FOR THE RECORD:
But there was more, according to a claim made in court documents: plans for a "secret and convenient lair" with hidden entries for Nicholas to indulge his "manic obsession with prostitutes" and "addiction to cocaine and Ecstasy."
The filing in Orange County Superior Court added that Nicholas had the interior built in warehouse space nearby, which became his "personal brothel" until his wife caught him having sex with a prostitute there.
The allegations by a construction team, denounced as fabrications by Nicholas' lawyer, echoed others in a recently surfaced lawsuit filed late last year by Kenji Kato, a Nicholas assistant from 1999 to 2006.
In his suit, Kato claims that Nicholas and his companies owe him $150,000 in back wages. Filings in the suit allege drug use and debauchery at a Newport Coast home owned by Nicholas, who denies the accusations.
Responding in a lawsuit pending in Orange County Superior Court, Nicholas has alleged that Kato is bound by confidentiality agreements that bar him from disclosing information about the billionaire and his businesses.
Kato's allegations are being examined by federal authorities probing Nicholas' role in the manipulation of stock options at Broadcom, according to people with knowledge of the investigation.

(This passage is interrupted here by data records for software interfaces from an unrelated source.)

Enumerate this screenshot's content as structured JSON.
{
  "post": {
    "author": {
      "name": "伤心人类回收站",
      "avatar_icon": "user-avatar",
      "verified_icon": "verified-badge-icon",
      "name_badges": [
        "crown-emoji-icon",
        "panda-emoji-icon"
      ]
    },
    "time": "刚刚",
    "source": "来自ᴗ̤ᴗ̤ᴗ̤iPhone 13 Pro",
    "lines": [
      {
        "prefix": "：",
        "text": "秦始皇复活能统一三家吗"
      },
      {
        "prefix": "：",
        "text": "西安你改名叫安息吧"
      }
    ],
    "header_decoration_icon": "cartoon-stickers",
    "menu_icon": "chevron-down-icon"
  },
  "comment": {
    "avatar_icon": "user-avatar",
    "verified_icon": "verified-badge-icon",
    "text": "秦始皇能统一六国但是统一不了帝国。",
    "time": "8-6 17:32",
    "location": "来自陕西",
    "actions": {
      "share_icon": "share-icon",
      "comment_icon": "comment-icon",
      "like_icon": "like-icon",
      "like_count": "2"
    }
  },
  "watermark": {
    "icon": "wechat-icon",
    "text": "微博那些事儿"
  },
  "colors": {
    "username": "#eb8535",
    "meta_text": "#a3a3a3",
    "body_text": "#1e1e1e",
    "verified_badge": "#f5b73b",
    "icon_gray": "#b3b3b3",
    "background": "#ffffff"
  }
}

Through his attorney, Nicholas has denied any wrongdoing.
Nicholas, 47, co-founded Broadcom in 1991 and served as its chief executive until 2003. Broadcom's success made him one of the nation's richest men, and he has given millions to schools, the Orange County Performing Arts Center and other causes.
The alleged plans for the covert underground hideaway, to be connected to Nicholas' Laguna Hills home, were detailed by Roman James of Newport Beach, the lead contractor on the project, and six other contractors, engineers and construction workers who worked on it and filed a lawsuit against Nicholas in 2002.
The construction team accused Nicholas of failing to pay millions of dollars for work performed between April 1998 and April 2002. Nicholas was said to have used "manipulation, lies, intimidation and even death threats" to pressure "nearly every contractor and vendor" on the project to perform extra work without pay "at warp speed."
The allegations were contained in a draft complaint that was prepared but not filed as part of the contractors' lawsuit, which was resolved in a confidential settlement in 2002.
The draft complaint, however, was attached in 2005 as a supporting document to a lawsuit against the attorney for James, James R. Traut, by another man who sought a larger share of the 2002 settlement.
There was a 2006 judgment in that case, but the outcome was not clear in court documents and attorneys involved in that case could not be reached for comment. Nicholas was not named in that case.
The Times obtained the draft complaint from the Orange County Superior Court file -- and blanket denials of its allegations from the Nicholas camp -- on Tuesday.
Nicholas attorney Steven A. Silverstein said Tuesday that "all of the allegations are denied" and charged that the similarity between the Roman and Kato cases was not coincidental.
"Basically, where Kenji got his idea for his extortion came from Roman James," Silverstein said, contending that Kato was familiar with the previous case.
James could not be reached Tuesday. His lawyer, Traut, did not return repeated messages left at his Santa Ana office.